Duke Regional Hospital Emergency Department was honored for their efforts to compassionately and thoroughly provide services to individuals, youth and families within the community. This life saving group often works behind the scenes to ensure that those in crisis and enduring an array of challenges are still met with understanding and care, no matter the circumstances.
Welcome Baby, which provides parent support programs and other resources for families with children aged 0-5, was honored for their extra efforts during the pandemic crisis to help fulfill community needs and offer support to families in the community.
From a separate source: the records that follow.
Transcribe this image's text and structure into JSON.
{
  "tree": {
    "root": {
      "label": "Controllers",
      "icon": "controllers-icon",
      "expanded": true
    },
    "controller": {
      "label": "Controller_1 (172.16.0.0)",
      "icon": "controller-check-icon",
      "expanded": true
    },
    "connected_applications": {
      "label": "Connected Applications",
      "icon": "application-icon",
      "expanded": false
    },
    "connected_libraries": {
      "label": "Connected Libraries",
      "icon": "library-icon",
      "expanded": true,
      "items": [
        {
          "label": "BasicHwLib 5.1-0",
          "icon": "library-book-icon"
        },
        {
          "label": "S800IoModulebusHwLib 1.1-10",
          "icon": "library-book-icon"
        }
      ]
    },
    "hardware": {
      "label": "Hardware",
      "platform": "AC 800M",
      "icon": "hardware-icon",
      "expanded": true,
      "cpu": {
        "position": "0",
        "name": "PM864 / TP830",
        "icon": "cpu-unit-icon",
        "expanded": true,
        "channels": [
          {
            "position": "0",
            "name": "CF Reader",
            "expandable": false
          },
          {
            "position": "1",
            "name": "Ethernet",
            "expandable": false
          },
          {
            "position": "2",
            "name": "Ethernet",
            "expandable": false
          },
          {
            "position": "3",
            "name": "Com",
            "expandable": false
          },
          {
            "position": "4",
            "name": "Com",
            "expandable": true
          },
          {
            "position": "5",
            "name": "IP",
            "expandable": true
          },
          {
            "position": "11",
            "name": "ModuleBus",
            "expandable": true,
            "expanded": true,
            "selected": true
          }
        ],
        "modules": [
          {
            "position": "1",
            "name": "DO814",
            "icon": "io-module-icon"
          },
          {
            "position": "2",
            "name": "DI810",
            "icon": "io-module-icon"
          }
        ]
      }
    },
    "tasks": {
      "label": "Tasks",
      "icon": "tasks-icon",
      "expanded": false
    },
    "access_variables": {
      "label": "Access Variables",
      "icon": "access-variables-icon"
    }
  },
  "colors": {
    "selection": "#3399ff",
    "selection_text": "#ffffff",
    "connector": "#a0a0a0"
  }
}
Duke University Hospital Emergency Department, an already very busy Level 1 trauma center, was honored for their extra efforts during the pandemic to care for those in need, even at a risk to themselves. They also created a safety net of care and for families that could not be with their loved ones during some of the most vulnerable times in their lives. They rose up and met head-on the unfamiliar Covid19 challenge. https://www.dukehealth.org/locations/duke-university-hospital-emergency-room
Dr. Amanda Allen, the Director of Social and Emotional Learning for Johnston County Public Schools Student Services & Office of Equity, Information and Student Services and the Chair of the Johnston County Community Collaborative, was honored for the tireless efforts she and her staff make on behalf of children and families throughout Johnston County.
Johnston County Emergency Services, which provides leadership and support to minimize the impact of disasters and other emergencies, was honored for rising above and beyond their mission to care for those most in need during the Covid19 pandemic.
The Johnston County Public Health Department, known as the “physician for the community,” was honored for rising to the challenge of carefully, strategically and safely navigating the community through the COVID-19 pandemic.
Oak City Cares, which provides comprehensive supports to help people address basic needs and access services they need to move out of homelessness, was honored for their ongoing service to Wake County residents who are experiencing or are at risk for homelessness. Despite the challenges of the COVID-19 pandemic, from March 2021-November 2021, Oak City Cares served 730 Wake County residents with weekday services and provided 25,000 meals through their weekend meals program.
Teneisha Towe and Shea Cleveland, who have served as Chair and Co-Chair of the Wake County Community Collaborative for Children and Families since 2014, were honored for their ongoing service to Wake County. Under their leadership, the Wake County Collaborative did not miss a beat during the COVID-19 pandemic and quickly adapted to a virtual world, ensuring that the collaborative’s work continue during the challenging time.
Wake County Public Health was honored for rising to meet unparalleled challenges in the face of the COVID-19 pandemic, responding nimbly and efficiently to address the quickly changing health crisis.
The Emergency Department of Wake Med Hospital was honored for their tireless work for the health and safety of Wake County residents during the COVID-19 pandemic. While pandemic effects have been pervasive, emergency departments have shouldered an outsized share of the burden.